We know that WHEN IN ROME is a fantasy because at the formal wedding that precipitates the action, such as it is, the wedding in the Catholic church in the titular Rome, the maid of honor wears a dress whose neckline plunges south to Naples and then some. Not that such a lack of verisimilitude matters in a bright and breezy romantic comedy, in fact, said lack might even be an asset. Alas, bright and breezy are nowhere to be found here. Neither is comedy.
The maid of honor is Beth (Kristin Bell), a curator at the Guggenheim Museum who has yet to find a relationship that hasn’t ended in pain. The wedding is of Beth’s sister (Alexis Dzienas), a flight attendant who has found true love in first class and is walking down the aisle two weeks later. Since weddings are places where emotions run high, when Beth spots the best man, Nick (Josh Duhamel), her second thought is how cute he is. Her first was how he managed to get such good cell phone reception. That’s so the audience can be reminded what a very dedicated workaholic Beth is. They flirt, they have a putatively comic interlude, and, naturally, there is a misunderstanding when Beth sees Nick with a woman in red and assumes he, like so many other guys, has been merely toying with her affections.

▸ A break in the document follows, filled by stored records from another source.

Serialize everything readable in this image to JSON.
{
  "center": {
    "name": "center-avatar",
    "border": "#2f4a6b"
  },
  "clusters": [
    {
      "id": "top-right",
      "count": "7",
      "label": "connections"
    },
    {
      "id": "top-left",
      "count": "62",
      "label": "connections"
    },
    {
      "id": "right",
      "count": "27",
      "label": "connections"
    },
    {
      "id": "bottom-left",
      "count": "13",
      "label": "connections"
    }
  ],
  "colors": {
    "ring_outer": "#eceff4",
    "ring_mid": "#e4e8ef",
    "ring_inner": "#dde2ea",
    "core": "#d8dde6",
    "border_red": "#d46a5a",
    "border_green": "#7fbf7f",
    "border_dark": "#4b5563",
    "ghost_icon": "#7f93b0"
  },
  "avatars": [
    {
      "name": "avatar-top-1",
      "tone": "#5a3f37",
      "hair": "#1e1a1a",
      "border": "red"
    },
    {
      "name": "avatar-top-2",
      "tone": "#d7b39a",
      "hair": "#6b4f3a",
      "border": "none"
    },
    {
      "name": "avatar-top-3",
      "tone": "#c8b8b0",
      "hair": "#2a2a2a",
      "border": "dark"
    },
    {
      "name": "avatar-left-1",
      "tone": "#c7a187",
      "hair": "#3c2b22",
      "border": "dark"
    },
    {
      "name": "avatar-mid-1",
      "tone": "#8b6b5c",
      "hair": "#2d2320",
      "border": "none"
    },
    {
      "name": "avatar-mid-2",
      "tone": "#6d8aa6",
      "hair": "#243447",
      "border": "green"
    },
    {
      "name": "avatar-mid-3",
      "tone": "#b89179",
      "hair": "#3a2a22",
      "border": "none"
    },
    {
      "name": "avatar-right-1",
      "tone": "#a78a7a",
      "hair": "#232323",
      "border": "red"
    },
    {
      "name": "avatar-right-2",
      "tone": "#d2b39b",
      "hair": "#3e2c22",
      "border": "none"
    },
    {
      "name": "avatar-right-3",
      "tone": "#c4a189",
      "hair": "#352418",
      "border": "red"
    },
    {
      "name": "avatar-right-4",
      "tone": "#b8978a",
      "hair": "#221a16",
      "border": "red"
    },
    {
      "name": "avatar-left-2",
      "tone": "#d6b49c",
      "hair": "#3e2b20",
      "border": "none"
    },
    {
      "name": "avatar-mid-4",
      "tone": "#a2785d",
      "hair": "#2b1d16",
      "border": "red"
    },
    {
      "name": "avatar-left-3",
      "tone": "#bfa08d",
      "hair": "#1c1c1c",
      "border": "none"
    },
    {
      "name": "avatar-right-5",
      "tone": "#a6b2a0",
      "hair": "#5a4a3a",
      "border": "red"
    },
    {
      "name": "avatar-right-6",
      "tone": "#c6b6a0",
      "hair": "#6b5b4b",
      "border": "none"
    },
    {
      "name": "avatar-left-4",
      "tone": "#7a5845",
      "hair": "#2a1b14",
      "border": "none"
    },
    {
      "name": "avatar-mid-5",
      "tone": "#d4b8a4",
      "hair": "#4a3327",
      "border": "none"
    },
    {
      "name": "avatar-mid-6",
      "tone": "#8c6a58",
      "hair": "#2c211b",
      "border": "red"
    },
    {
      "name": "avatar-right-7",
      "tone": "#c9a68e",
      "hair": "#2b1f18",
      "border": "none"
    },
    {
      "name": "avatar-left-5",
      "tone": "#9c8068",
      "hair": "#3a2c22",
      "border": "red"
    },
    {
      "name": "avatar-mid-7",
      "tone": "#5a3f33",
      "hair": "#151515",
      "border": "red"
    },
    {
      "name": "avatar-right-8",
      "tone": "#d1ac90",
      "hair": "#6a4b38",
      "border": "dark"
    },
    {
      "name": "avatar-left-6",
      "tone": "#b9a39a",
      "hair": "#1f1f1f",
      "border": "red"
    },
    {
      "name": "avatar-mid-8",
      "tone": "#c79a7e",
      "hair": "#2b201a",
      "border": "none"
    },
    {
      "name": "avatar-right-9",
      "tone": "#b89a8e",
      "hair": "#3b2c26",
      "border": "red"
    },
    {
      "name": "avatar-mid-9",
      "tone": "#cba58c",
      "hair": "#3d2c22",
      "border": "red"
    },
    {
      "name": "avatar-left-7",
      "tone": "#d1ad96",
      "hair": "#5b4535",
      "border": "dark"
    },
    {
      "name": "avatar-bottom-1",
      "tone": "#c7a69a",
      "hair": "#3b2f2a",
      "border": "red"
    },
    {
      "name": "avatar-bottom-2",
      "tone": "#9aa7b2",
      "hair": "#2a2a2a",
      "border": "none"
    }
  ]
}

At wit’s end, she climbs into the conveniently located Fountain of Love outside the church and decides to save some of the poor schmoos who have wished for love by tossing a coin into the water by retrieving four of said coins. The result, each of those four people fall madly in love with Beth and, this being a fantasy, follow her back to New York, where they will stalk, harass, befuddle, and otherwise annoy our pert heroine as she attempts to save her career while avoid being hurt by love again.
Because this mess longs to be a mainstream hit, the four people, would-be edgy illusionist Jon Heder, starving artist Will Arnett, sausage king Danny DeVito, and delusional model Dax Shepherd, are all male and all of the Caucasian persuasion. And this plays directly into the contrived, overworked, underwritten, and painfully labored script. The wispy charms of Bell and Duhamel are simply no match for the lack of originality, ingenuity, and the lack of effort to find either of those things. Comedy comes in the guise of spinach-covered teeth, plot development in the form of a make-or-break gala, the which Beth is helming despite being the least experienced of the museum’s curators, and warmth from the inevitable confessional moments rendered by Bell, Duhamel, and even, heaven help us, Don Johnson, as Beth’s much-married and blowsy father. They are as predictable as the rest of the story and even less enjoyable.
WHEN IN ROME has the distinction of being not just an affront to movie goers, it’s also an affront to the Guggenheim Museum, at least one of which may never recover. This lifeless, joyless exercise in futility has exactly one redeeming element, a cameo by Heder’s NAPOLEAN DYNAMITE co-star Efren Ramirez as the magician’s videographer. While it was lovely to be reminded of a film worth watching, its not enough to cover the price of admission, or the waste of time that is the rest of the flick.